“Assumptions about older people’s preferences, focus on physical rather than mental health, and variation in availability of talking therapies are identified as themes in the management of later life depression that disempower older people.

“The data from IAPT in England shows that although under-represented in uptake of talking therapies, older people have better completion and recovery outcomes.

“BACP welcomes this study and is working collaboratively to further increase understanding of the perceptions and efficacy of counselling for older people and calling for greater provision and access to therapy for those who need it, irrespective of age.”

The research found that two in five people aged over 75 have some signs of depression. Many doctors believe depression in later life is mainly linked to social isolation and functional decline but the treatments to address this are limited, the study found.

The study also found that people aged 85 and over were five times less likely to be referred for therapy than those in their late 50s. And older patients were a third more likely to be prescribed antidepressant.

The research team called for “mental ill-health needs to be a more prominent concern in the care of older adults, with greater provision of psychological services tailored to later life”. 

The researchers concluded: “This review suggests that primary care services for older people do not currently prioritise older adults’ mental health to the same extent as their physical health, which is compounded by a lack of referral options suitable to older people’s needs.

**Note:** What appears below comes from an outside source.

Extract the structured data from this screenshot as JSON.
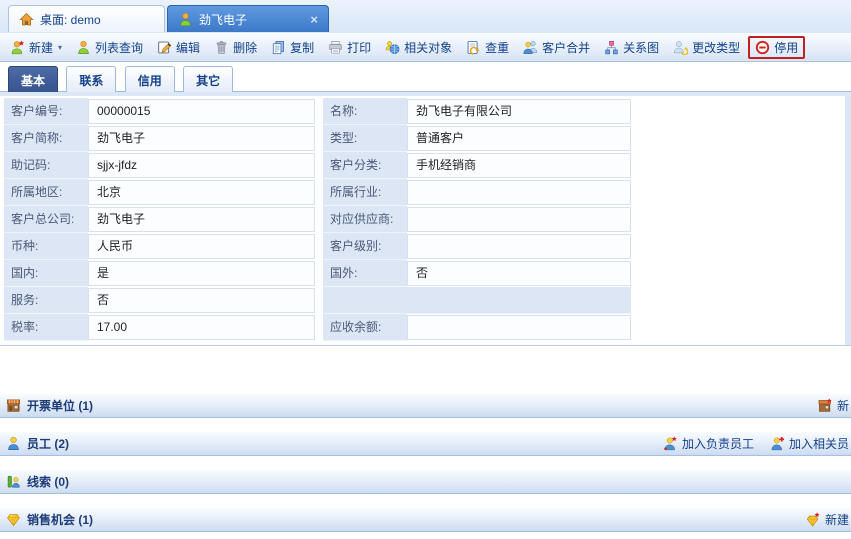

“Investment in psychological therapies that are suitable for older adults, along with other social referral options, are needed to facilitate the identification and treatment of late-life depression,” they added.

Find out more about BACP's older people strategy.